# [Action item]
Where in the listing does the string "hint" appear? Copy every line that holds it.

--------------------

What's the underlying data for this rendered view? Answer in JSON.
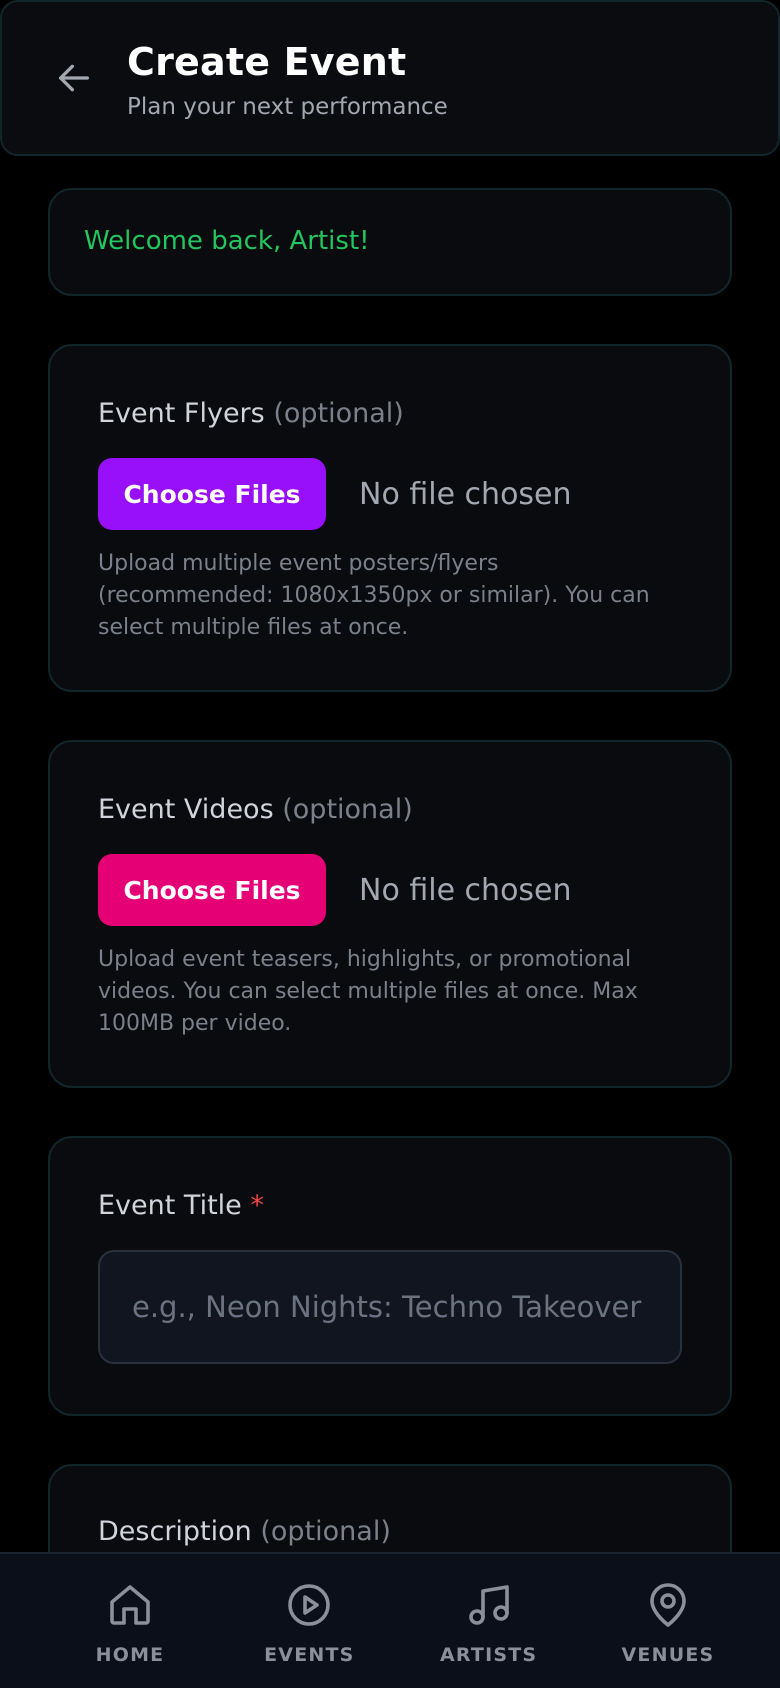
{
  "header": {
    "title": "Create Event",
    "subtitle": "Plan your next performance"
  },
  "welcome": {
    "message": "Welcome back, Artist!"
  },
  "flyers": {
    "label": "Event Flyers",
    "optional": "(optional)",
    "button_label": "Choose Files",
    "status": "No file chosen",
    "hint": "Upload multiple event posters/flyers (recommended: 1080x1350px or similar). You can select multiple files at once."
  },
  "videos": {
    "label": "Event Videos",
    "optional": "(optional)",
    "button_label": "Choose Files",
    "status": "No file chosen",
    "hint": "Upload event teasers, highlights, or promotional videos. You can select multiple files at once. Max 100MB per video."
  },
  "event_title": {
    "label": "Event Title",
    "required_mark": "*",
    "placeholder": "e.g., Neon Nights: Techno Takeover"
  },
  "description": {
    "label": "Description",
    "optional": "(optional)"
  },
  "nav": {
    "home": "HOME",
    "events": "EVENTS",
    "artists": "ARTISTS",
    "venues": "VENUES"
  },
  "colors": {
    "accent_green": "#22c55e",
    "flyers_button": "#9810fa",
    "videos_button": "#e60076",
    "required": "#ef4444"
  }
}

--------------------

# [Answer box]
    "hint": "Upload multiple event posters/flyers (recommended: 1080x1350px or similar). You can select multiple files at once."
    "hint": "Upload event teasers, highlights, or promotional videos. You can select multiple files at once. Max 100MB per video."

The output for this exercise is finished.